The Iraqi oil cutback and Venezuelan oil-worker strikes have once again driven home to Americans their potential vulnerability to oil supply disruptions and oil price hikes. Congress must bear in mind the uncertainty of long-term dependence on oil imports from volatile regions such as the Middle East as it weighs the costs and benefits of developing additional oil supplies inside the boundaries of the United States.
President Bush has proposed a balanced energy plan that will enhance the country's national and energy security. Last August, the House of Representatives passed legislation that would implement many of those measures. It is time for the Senate to act responsibly and pass an energy package that enables the nation to increase energy security and improve national security for the future.
Charli E. Coon, J.D., is Senior Policy Analyst for Energy and the Environment in the Thomas A. Roe Institute for Economic Policy Studies, and James Phillips is Research Fellow in Middle Eastern Affairs in the Kathryn and Shelby Cullom Davis Institute for International Studies, at The Heritage Foundation.
2. BBC News Online, "Saudi Soothing Deflates Oil Price," April 9, 2002, at http://news.bbc.co.uk/low/english/business/newsid_11918000/1918428.stm.
6. H. Josef Hebert, "So Where's the Crisis?" Associated Press, March 23, 2000, at http://abcnews.go.com/sections/business/Daily News/oilprices_1970s-000324.html.
9. U.S. Department of Commerce, The Effect on the National Security of Imports of Crude Oil and Refined Petroleum Products, An Investigation Conducted Under Section 232 of the Trade Expansion Act of 1962, as Amended, November 1999, p. ES-9. The investigation was requested by Senators Jeff Bingaman (D-NM) , John Breaux (D-LA), Mary Landrieu (D-LA), Kent Conrad (D-ND), Michael Enzi (R-WY), Blanche Lincoln (D-AR), Trent Lott (R-MS), Byron Dorgan (D-ND), Max Baucus (D-MT), Frank Murkowski (R-AK), and Conrad Burns (R-MT); ibid., p. ES-1.

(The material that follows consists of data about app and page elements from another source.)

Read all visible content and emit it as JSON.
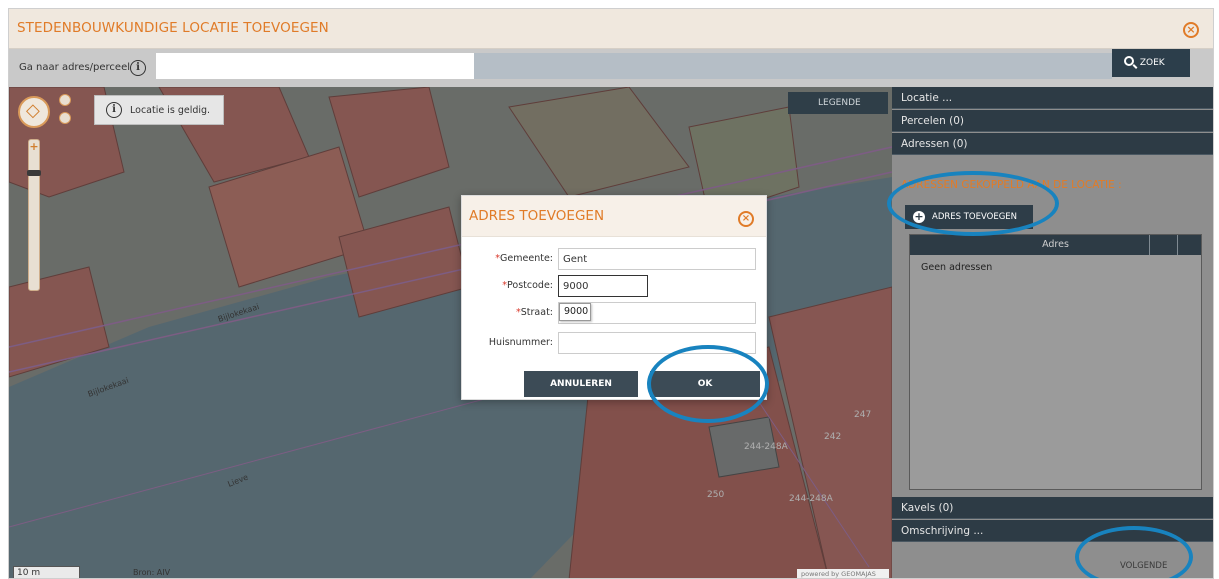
{
  "window": {
    "title": "STEDENBOUWKUNDIGE LOCATIE TOEVOEGEN",
    "close_icon": "close-circle-icon"
  },
  "search": {
    "label": "Ga naar adres/perceel",
    "value": "",
    "button_label": "ZOEK",
    "info_icon": "info-icon"
  },
  "map": {
    "status_text": "Locatie is geldig.",
    "legend_label": "LEGENDE",
    "scale_label": "10 m",
    "source_label": "Bron: AIV",
    "powered_by": "powered by GEOMAJAS",
    "street_labels": [
      "Bijlokekaai",
      "Bijlokekaai",
      "Lieve"
    ],
    "parcel_labels": [
      "244-248A",
      "244-248A",
      "250",
      "247",
      "242"
    ]
  },
  "panel": {
    "sections": [
      {
        "label": "Locatie ..."
      },
      {
        "label": "Percelen (0)"
      },
      {
        "label": "Adressen (0)"
      },
      {
        "label": "Kavels (0)"
      },
      {
        "label": "Omschrijving ..."
      }
    ],
    "addresses_heading": "ADRESSEN GEKOPPELD AAN DE LOCATIE :",
    "add_address_button": "ADRES TOEVOEGEN",
    "table_header": "Adres",
    "empty_text": "Geen adressen",
    "next_button": "VOLGENDE"
  },
  "dialog": {
    "title": "ADRES TOEVOEGEN",
    "fields": {
      "gemeente": {
        "label": "Gemeente:",
        "value": "Gent",
        "required": true
      },
      "postcode": {
        "label": "Postcode:",
        "value": "9000",
        "required": true
      },
      "straat": {
        "label": "Straat:",
        "value": "",
        "required": true
      },
      "huisnummer": {
        "label": "Huisnummer:",
        "value": "",
        "required": false
      }
    },
    "autocomplete_option": "9000",
    "cancel_label": "ANNULEREN",
    "ok_label": "OK"
  },
  "colors": {
    "accent": "#e07b28",
    "dark_bar": "#2d3b45",
    "annotation": "#1883bf"
  }
}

10. National Energy Policy, Report of the National Energy Policy Development Group, May 2001, at http://www.whitehouse.gov/energy.
12. James M. Kendell, "Measures of Oil Import Dependence," at http://www.eia.doe.gov/oiaf/archive/issues98/oimport.html, p. 3 (March 28, 2002).

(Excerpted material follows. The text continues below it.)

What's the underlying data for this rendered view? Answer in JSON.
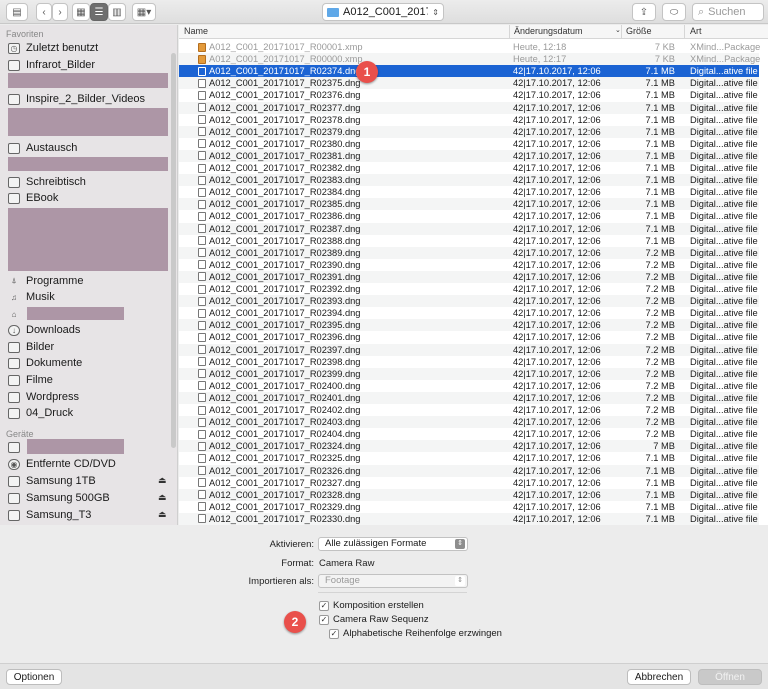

16. White House, Report of the National Energy Policy Development Group, May 2001, p. 8-4; available at http://www.whitehouse.gov/energy/.

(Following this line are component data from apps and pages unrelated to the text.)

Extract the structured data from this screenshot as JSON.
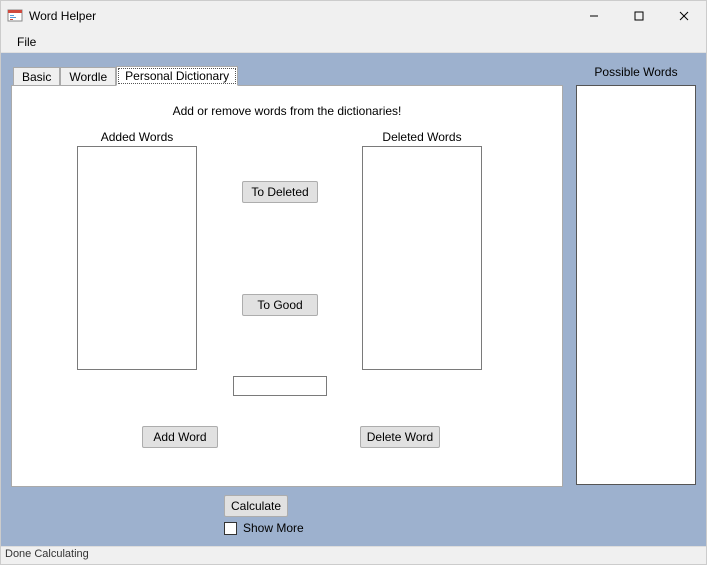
{
  "window": {
    "title": "Word Helper",
    "min_glyph": "—",
    "max_glyph": "☐",
    "close_glyph": "✕"
  },
  "menu": {
    "file": "File"
  },
  "tabs": {
    "basic": "Basic",
    "wordle": "Wordle",
    "personal": "Personal Dictionary"
  },
  "personal": {
    "instruction": "Add or remove words from the dictionaries!",
    "added_label": "Added Words",
    "deleted_label": "Deleted Words",
    "to_deleted": "To Deleted",
    "to_good": "To Good",
    "entry_value": "",
    "add_word": "Add Word",
    "delete_word": "Delete Word",
    "added_items": [],
    "deleted_items": []
  },
  "right": {
    "possible_label": "Possible Words",
    "possible_items": []
  },
  "bottom": {
    "calculate": "Calculate",
    "show_more": "Show More",
    "show_more_checked": false
  },
  "status": {
    "text": "Done Calculating"
  }
}
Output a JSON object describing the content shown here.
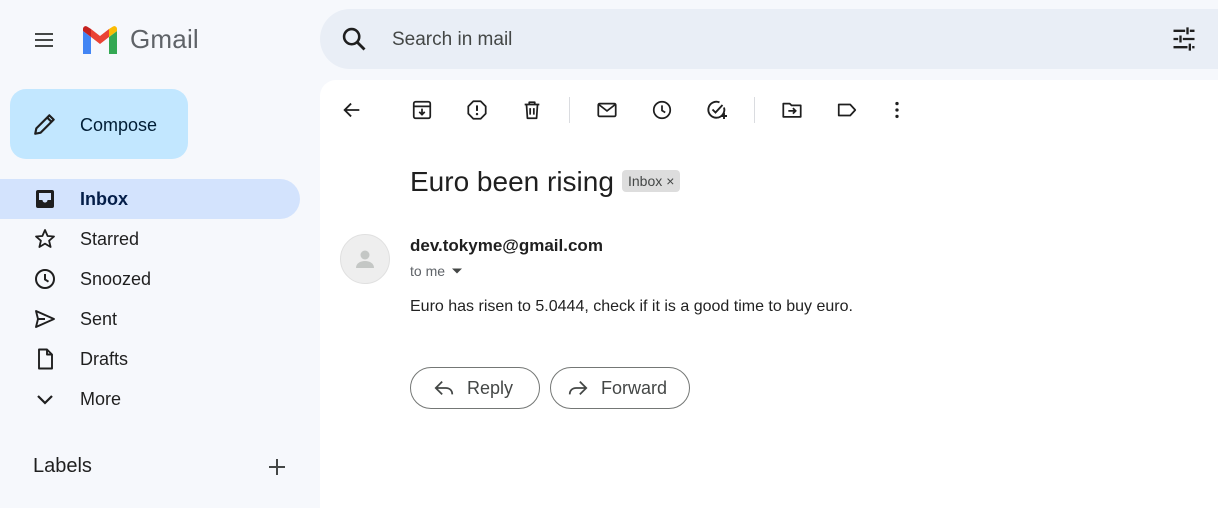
{
  "app": {
    "name": "Gmail"
  },
  "search": {
    "placeholder": "Search in mail"
  },
  "sidebar": {
    "compose_label": "Compose",
    "items": [
      {
        "label": "Inbox",
        "icon": "inbox-icon",
        "active": true
      },
      {
        "label": "Starred",
        "icon": "star-icon",
        "active": false
      },
      {
        "label": "Snoozed",
        "icon": "clock-icon",
        "active": false
      },
      {
        "label": "Sent",
        "icon": "send-icon",
        "active": false
      },
      {
        "label": "Drafts",
        "icon": "draft-icon",
        "active": false
      },
      {
        "label": "More",
        "icon": "chevron-down-icon",
        "active": false
      }
    ],
    "labels_title": "Labels"
  },
  "email": {
    "subject": "Euro been rising",
    "chip_label": "Inbox",
    "chip_close": "×",
    "sender": "dev.tokyme@gmail.com",
    "recipient": "to me",
    "body": "Euro has risen to 5.0444, check if it is a good time to buy euro."
  },
  "actions": {
    "reply_label": "Reply",
    "forward_label": "Forward"
  },
  "colors": {
    "background": "#f6f8fc",
    "search_bg": "#e9eef6",
    "compose_bg": "#c2e7ff",
    "active_nav_bg": "#d3e3fd",
    "gmail_red": "#ea4335",
    "gmail_blue": "#4285f4",
    "gmail_green": "#34a853",
    "gmail_yellow": "#fbbc04"
  }
}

30. National Center for Public Policy Research, "Ten Second Response: Teamster Chief James Hoffa Warns Politicians in Both Parties Not to Stand in the Way of Oil Exploration in Alaska," Fast Facts on the Environment, at http://www.nationalcenter.org/TSR32902a.html (April 5, 2002).
32. Testimony of Carolita Kallaur, Associate Director, Offshore Minerals Management, Minerals Management Service, Department of the Interior, before the Subcommittee on Energy and Mineral Resources, Committee on Resources, U.S. House of Representatives, March 22, 2001, p. 6.
33. Testimony of John Felmy, Chief Economist and Director, Policy Analysis and Statistics Department, American Petroleum Institute, before the Subcommittee on Conservation, Credit, Rural Development and Research, Committee on Agriculture, U.S. House of Representatives, April 25, 2001, p. 8.
41. U.S. Department of Energy, Energy Information Administration, Energy Situation Analysis Report, March 28, 2002, at http://www.eia.doe.gov/emeu/security/esar/esar.html (April 2, 2002).